» **Data for the task**:
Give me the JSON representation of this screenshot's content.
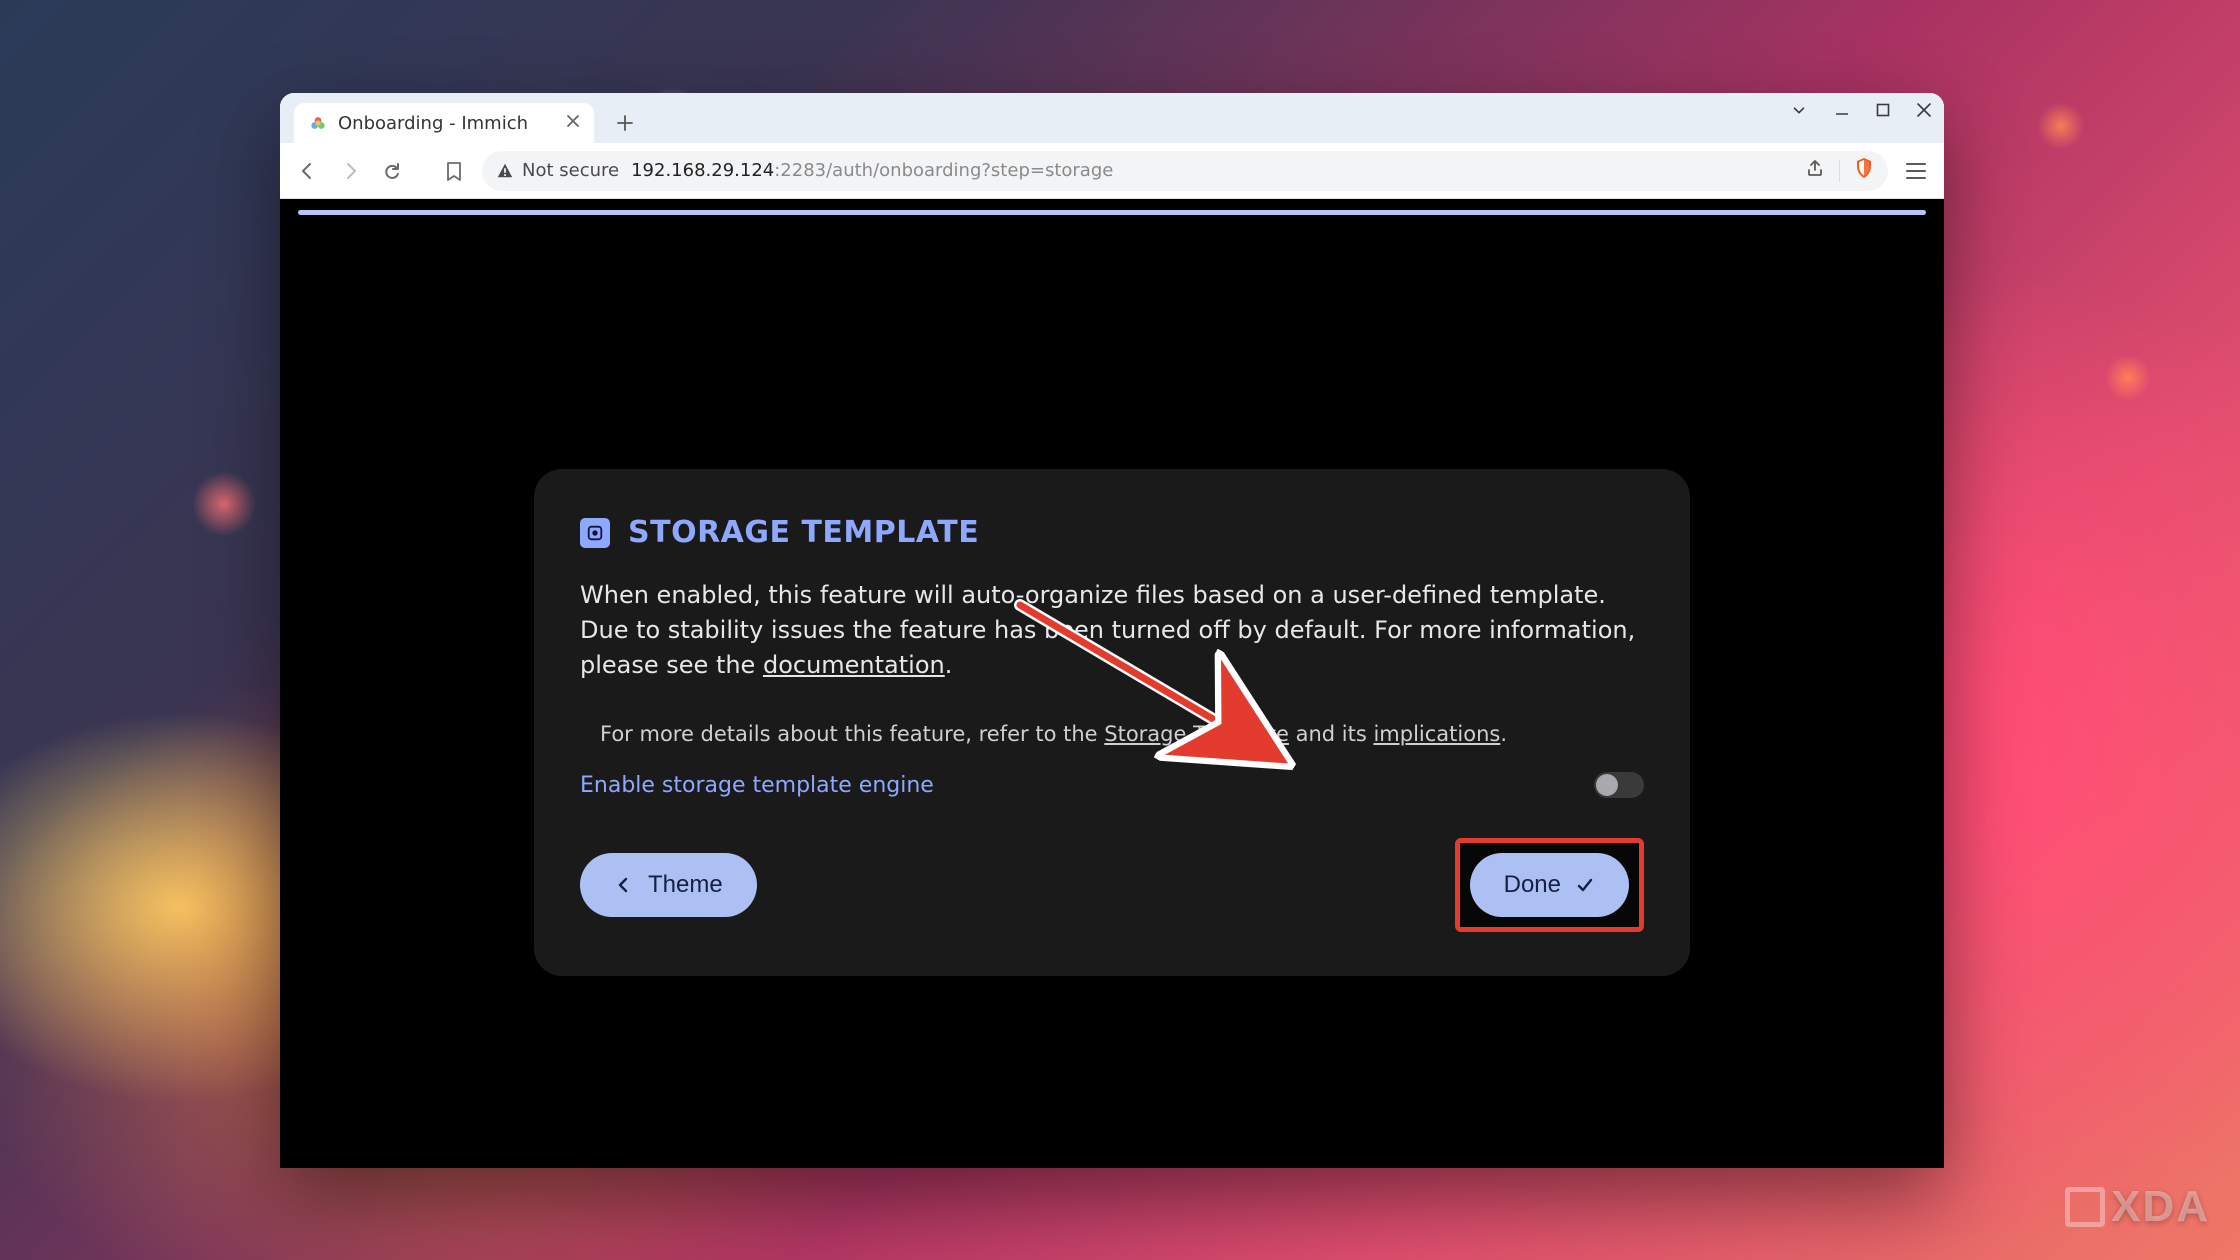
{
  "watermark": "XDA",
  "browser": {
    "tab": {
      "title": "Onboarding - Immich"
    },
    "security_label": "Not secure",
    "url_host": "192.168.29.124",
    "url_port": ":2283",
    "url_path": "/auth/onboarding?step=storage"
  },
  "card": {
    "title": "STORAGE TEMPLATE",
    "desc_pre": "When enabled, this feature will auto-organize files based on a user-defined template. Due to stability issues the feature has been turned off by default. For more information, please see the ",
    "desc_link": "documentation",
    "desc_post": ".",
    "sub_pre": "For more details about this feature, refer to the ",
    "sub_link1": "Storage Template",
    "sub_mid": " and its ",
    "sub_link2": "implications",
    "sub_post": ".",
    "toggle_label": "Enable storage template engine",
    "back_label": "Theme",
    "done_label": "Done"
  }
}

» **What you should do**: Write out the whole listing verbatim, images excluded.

» **Result of the task**:
Give me the JSON representation of this screenshot's content.
{
  "watermark": "XDA",
  "browser": {
    "tab": {
      "title": "Onboarding - Immich"
    },
    "security_label": "Not secure",
    "url_host": "192.168.29.124",
    "url_port": ":2283",
    "url_path": "/auth/onboarding?step=storage"
  },
  "card": {
    "title": "STORAGE TEMPLATE",
    "desc_pre": "When enabled, this feature will auto-organize files based on a user-defined template. Due to stability issues the feature has been turned off by default. For more information, please see the ",
    "desc_link": "documentation",
    "desc_post": ".",
    "sub_pre": "For more details about this feature, refer to the ",
    "sub_link1": "Storage Template",
    "sub_mid": " and its ",
    "sub_link2": "implications",
    "sub_post": ".",
    "toggle_label": "Enable storage template engine",
    "back_label": "Theme",
    "done_label": "Done"
  }
}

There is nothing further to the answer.